Then all you have to do is go to the departing station, go through security (which usually takes about 10 minutes max), and sit tight in a waiting room. While there you can buy McDonalds, KFC or Chinese fast food, while stocking up on snacks, booze or books for the ride. There are food carts on the trains too, so don’t stress. Just get on that train, stow away your belongings, and get ready for an experience.
Train travel, or 火车旅游 (lǚ yóu), is divided among a few catagories. You can either grab a seat or a sleeper cart. Seats are cheaper and are divided into hard-seaters (硬座，yìngzuò) which is just as unpleasant as it sounds (usually no AC, crowded and loud), or soft-seaters (软座 ruǎnzuò) which are in-fact softer, the seats recline, have AC and give more elbow space. The difference is in price, with most hard-seaters being about 100 kuai less for long trips. However, if you are looking for a bullet train, or High Speed Train (高速火车 gāo sù huǒ chē), soft seaters are usually all you can find, as the average high speed train from Beijing to Shanghai costs around 250-300 块.
But for those long (6-plus hour rides), I say why not travel in comfort? Why not take a sleeper train and get a true China experience out of it? Sleeper trains are essentially cabin trains with “barracks” for sleeping in.

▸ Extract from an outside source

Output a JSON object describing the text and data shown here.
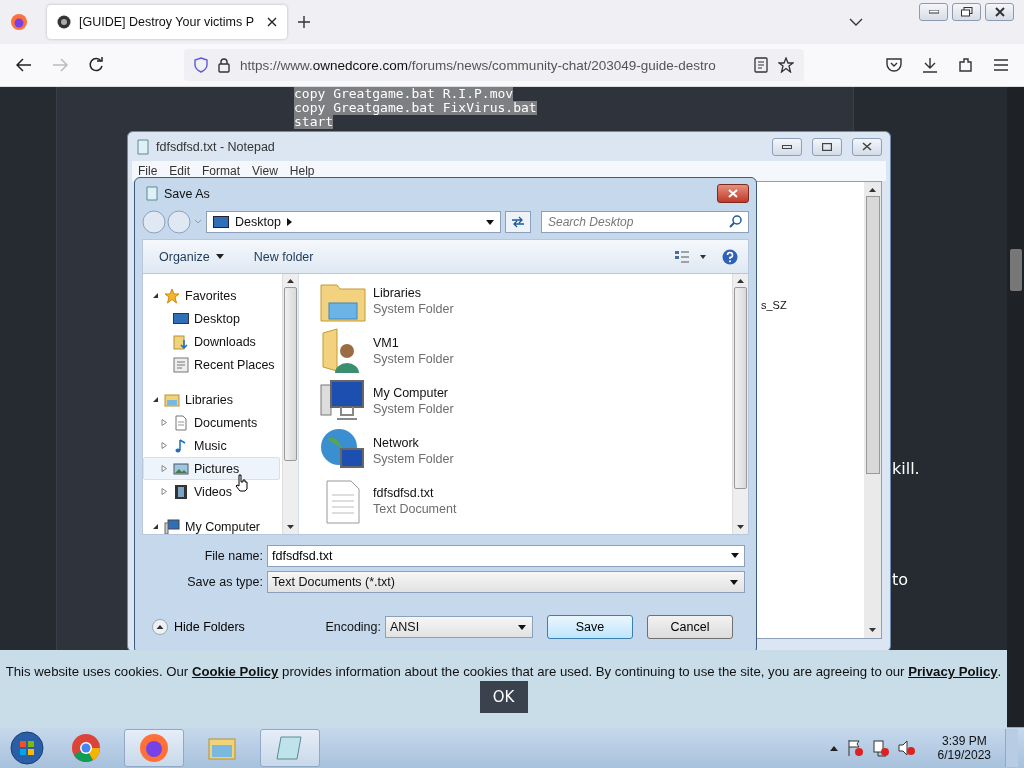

On hard-sleeper or 硬卧 (yìngwò) trains, there are six cots to a cabin, which means you get nice and cozy with your bunk-mates. On soft-sleepers, depending upon what degree of luxury you want, it is either four cots with private AC and intercom, or two beds, with amenities and even a TV. The price difference can vary greatly between soft and hard sleepers, but for around 200－300 块 you can ride a hard sleeper from one geographical location of China to another. Additionally, most trains leave around 7-9 pm, meaning that you can eat, have a drink, read, play cards, party etc… in your cabin, and then retire to your bunk sleeping out the the remaining travel time. You’ll wake up feeling somewhat refreshed and already at your destination.

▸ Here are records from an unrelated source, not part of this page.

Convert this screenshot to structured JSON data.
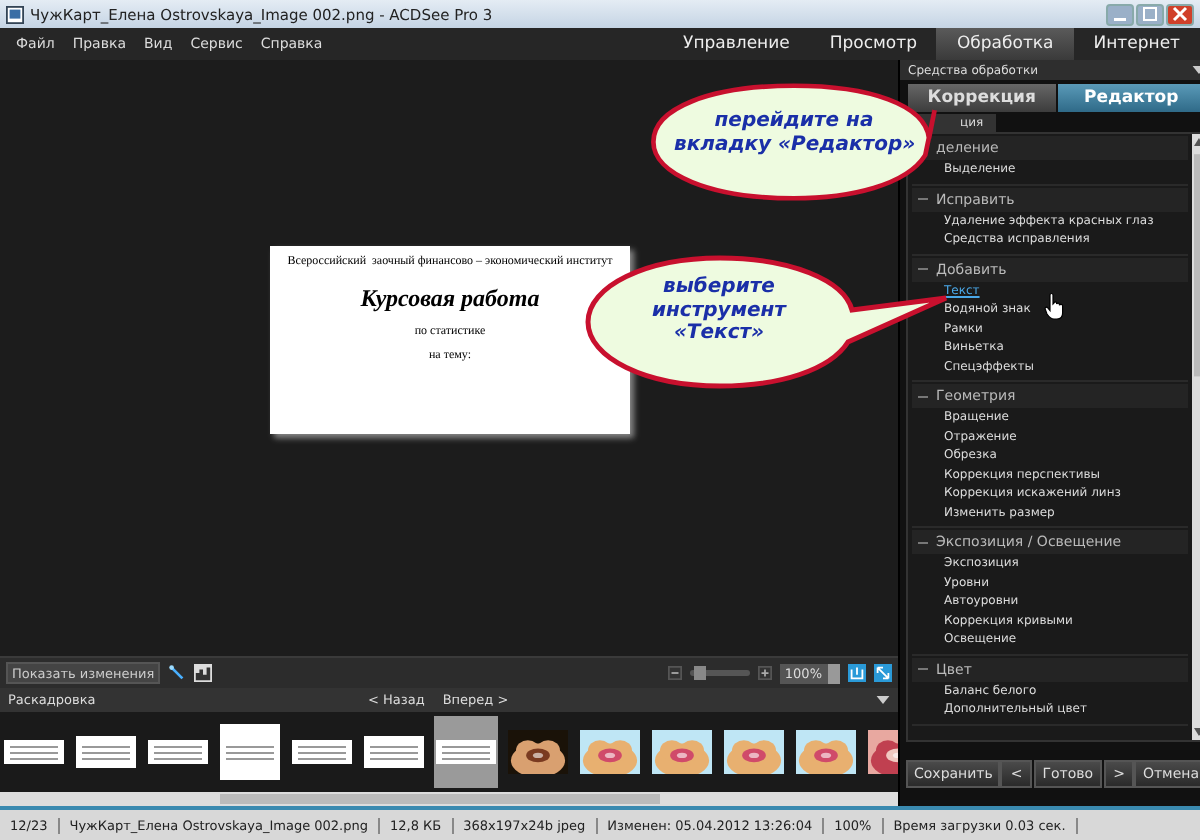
{
  "window": {
    "title": "ЧужКарт_Елена Ostrovskaya_Image 002.png - ACDSee Pro 3"
  },
  "menu": [
    "Файл",
    "Правка",
    "Вид",
    "Сервис",
    "Справка"
  ],
  "mode_tabs": [
    {
      "label": "Управление",
      "selected": false
    },
    {
      "label": "Просмотр",
      "selected": false
    },
    {
      "label": "Обработка",
      "selected": true
    },
    {
      "label": "Интернет",
      "selected": false
    }
  ],
  "document": {
    "header": "Всероссийский  заочный финансово – экономический институт",
    "title": "Курсовая работа",
    "subject": "по статистике",
    "topic": "на тему:"
  },
  "toolbar": {
    "show_changes": "Показать изменения",
    "zoom": {
      "level": 0.15,
      "value": "100%"
    }
  },
  "filmstrip": {
    "title": "Раскадровка",
    "back": "< Назад",
    "forward": "Вперед >",
    "thumbnails": [
      {
        "kind": "document",
        "selected": false
      },
      {
        "kind": "document",
        "selected": false
      },
      {
        "kind": "document",
        "selected": false
      },
      {
        "kind": "document",
        "selected": false
      },
      {
        "kind": "document",
        "selected": false
      },
      {
        "kind": "document",
        "selected": false
      },
      {
        "kind": "document",
        "selected": true
      },
      {
        "kind": "picture",
        "selected": false
      },
      {
        "kind": "picture",
        "selected": false
      },
      {
        "kind": "picture",
        "selected": false
      },
      {
        "kind": "picture",
        "selected": false
      },
      {
        "kind": "picture",
        "selected": false
      },
      {
        "kind": "picture",
        "selected": false
      }
    ]
  },
  "panel": {
    "title": "Средства обработки",
    "tabs": [
      {
        "label": "Коррекция",
        "selected": false
      },
      {
        "label": "Редактор",
        "selected": true
      }
    ],
    "subtab": "ция",
    "sections": [
      {
        "title": "деление",
        "items": [
          {
            "label": "Выделение",
            "selected": false
          }
        ]
      },
      {
        "title": "Исправить",
        "items": [
          {
            "label": "Удаление эффекта красных глаз",
            "selected": false
          },
          {
            "label": "Средства исправления",
            "selected": false
          }
        ]
      },
      {
        "title": "Добавить",
        "items": [
          {
            "label": "Текст",
            "selected": true
          },
          {
            "label": "Водяной знак",
            "selected": false
          },
          {
            "label": "Рамки",
            "selected": false
          },
          {
            "label": "Виньетка",
            "selected": false
          },
          {
            "label": "Спецэффекты",
            "selected": false
          }
        ]
      },
      {
        "title": "Геометрия",
        "items": [
          {
            "label": "Вращение",
            "selected": false
          },
          {
            "label": "Отражение",
            "selected": false
          },
          {
            "label": "Обрезка",
            "selected": false
          },
          {
            "label": "Коррекция перспективы",
            "selected": false
          },
          {
            "label": "Коррекция искажений линз",
            "selected": false
          },
          {
            "label": "Изменить размер",
            "selected": false
          }
        ]
      },
      {
        "title": "Экспозиция / Освещение",
        "items": [
          {
            "label": "Экспозиция",
            "selected": false
          },
          {
            "label": "Уровни",
            "selected": false
          },
          {
            "label": "Автоуровни",
            "selected": false
          },
          {
            "label": "Коррекция кривыми",
            "selected": false
          },
          {
            "label": "Освещение",
            "selected": false
          }
        ]
      },
      {
        "title": "Цвет",
        "items": [
          {
            "label": "Баланс белого",
            "selected": false
          },
          {
            "label": "Дополнительный цвет",
            "selected": false
          }
        ]
      }
    ]
  },
  "buttons": {
    "save": "Сохранить",
    "prev": "<",
    "done": "Готово",
    "next": ">",
    "cancel": "Отмена"
  },
  "status_bar": [
    "12/23",
    "ЧужКарт_Елена Ostrovskaya_Image 002.png",
    "12,8 КБ",
    "368x197x24b jpeg",
    "Изменен: 05.04.2012 13:26:04",
    "100%",
    "Время загрузки 0.03 сек."
  ],
  "callouts": [
    {
      "lines": [
        "перейдите на",
        "вкладку «Редактор»"
      ]
    },
    {
      "lines": [
        "выберите",
        "инструмент",
        "«Текст»"
      ]
    }
  ]
}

Riding a sleeper train is also the perfect way to practice your Chinese, get caught up on current events in China, and converse with some interesting 老百姓. Most of the people you meet on trains are tourists, from all corners of China. They have different dialects, accents and customs. They may have never met a foreigner, and may be baffled to learn you can speak Chinese. Use this to your advantage, ask them about their hometown or (), tell them about your experience in China. You may find yourself learning a great deal about an area that you aren’t even headed towards. Talk about killing two birds with one stone or 一举两得.
Build vocabulary, practice pronunciation, and more with Transparent Language Online. Available anytime, anywhere, on any device.